TASK ITEM: Copy the data that follows exactly, and include none of its images.

SOURCE DATA:
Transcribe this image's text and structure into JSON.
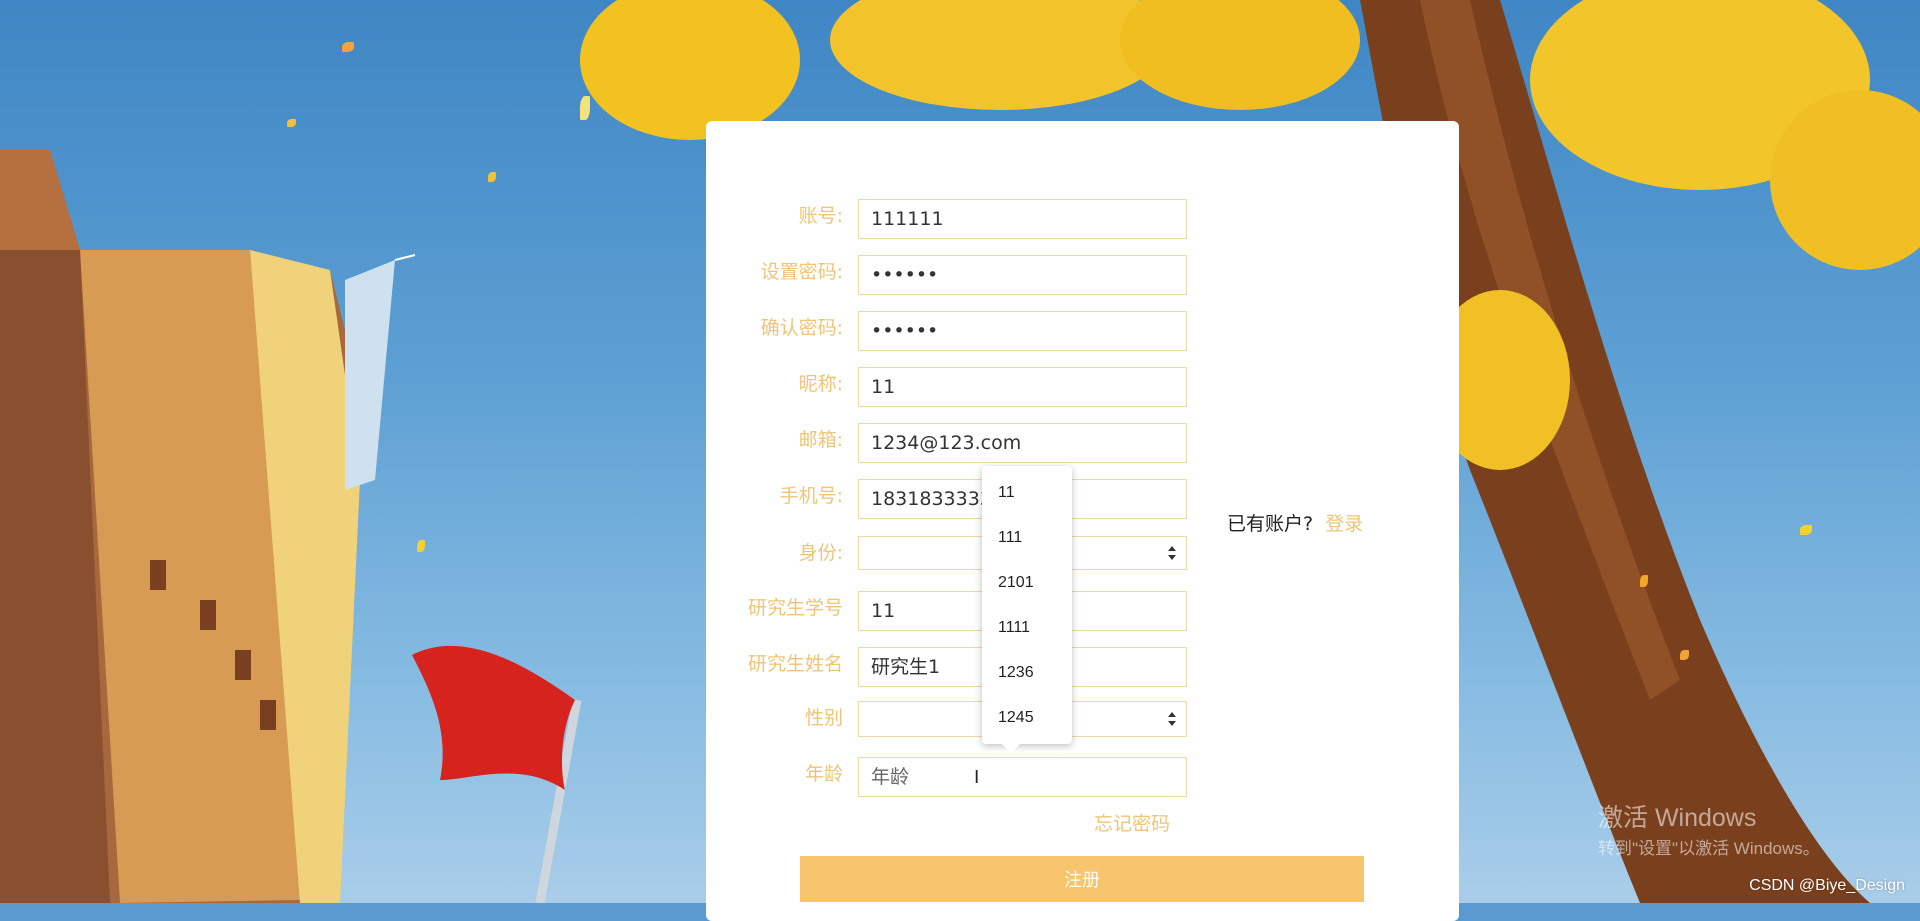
{
  "form": {
    "fields": [
      {
        "label": "账号:",
        "value": "111111"
      },
      {
        "label": "设置密码:",
        "value": "••••••"
      },
      {
        "label": "确认密码:",
        "value": "••••••"
      },
      {
        "label": "昵称:",
        "value": "11"
      },
      {
        "label": "邮箱:",
        "value": "1234@123.com"
      },
      {
        "label": "手机号:",
        "value": "1831833333"
      },
      {
        "label": "身份:",
        "value": ""
      },
      {
        "label": "研究生学号",
        "value": "11"
      },
      {
        "label": "研究生姓名",
        "value": "研究生1"
      },
      {
        "label": "性别",
        "value": ""
      },
      {
        "label": "年龄",
        "placeholder": "年龄"
      }
    ],
    "login_hint": "已有账户?",
    "login_link": "登录",
    "forgot_password": "忘记密码",
    "submit_label": "注册"
  },
  "autocomplete": {
    "options": [
      "11",
      "111",
      "2101",
      "1111",
      "1236",
      "1245"
    ]
  },
  "overlay": {
    "windows_activate_title": "激活 Windows",
    "windows_activate_sub": "转到\"设置\"以激活 Windows。",
    "csdn_watermark": "CSDN @Biye_Design"
  },
  "colors": {
    "accent": "#f0c476",
    "button": "#f8c46e",
    "field_border": "#f0d9a2"
  },
  "icons": [
    "select-updown-icon",
    "text-cursor-icon"
  ]
}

EXPECTED ANSWER:
Transcribe this image's text and structure into JSON.
{
  "form": {
    "fields": [
      {
        "label": "账号:",
        "value": "111111"
      },
      {
        "label": "设置密码:",
        "value": "••••••"
      },
      {
        "label": "确认密码:",
        "value": "••••••"
      },
      {
        "label": "昵称:",
        "value": "11"
      },
      {
        "label": "邮箱:",
        "value": "1234@123.com"
      },
      {
        "label": "手机号:",
        "value": "1831833333"
      },
      {
        "label": "身份:",
        "value": ""
      },
      {
        "label": "研究生学号",
        "value": "11"
      },
      {
        "label": "研究生姓名",
        "value": "研究生1"
      },
      {
        "label": "性别",
        "value": ""
      },
      {
        "label": "年龄",
        "placeholder": "年龄"
      }
    ],
    "login_hint": "已有账户?",
    "login_link": "登录",
    "forgot_password": "忘记密码",
    "submit_label": "注册"
  },
  "autocomplete": {
    "options": [
      "11",
      "111",
      "2101",
      "1111",
      "1236",
      "1245"
    ]
  },
  "overlay": {
    "windows_activate_title": "激活 Windows",
    "windows_activate_sub": "转到\"设置\"以激活 Windows。",
    "csdn_watermark": "CSDN @Biye_Design"
  },
  "colors": {
    "accent": "#f0c476",
    "button": "#f8c46e",
    "field_border": "#f0d9a2"
  },
  "icons": [
    "select-updown-icon",
    "text-cursor-icon"
  ]
}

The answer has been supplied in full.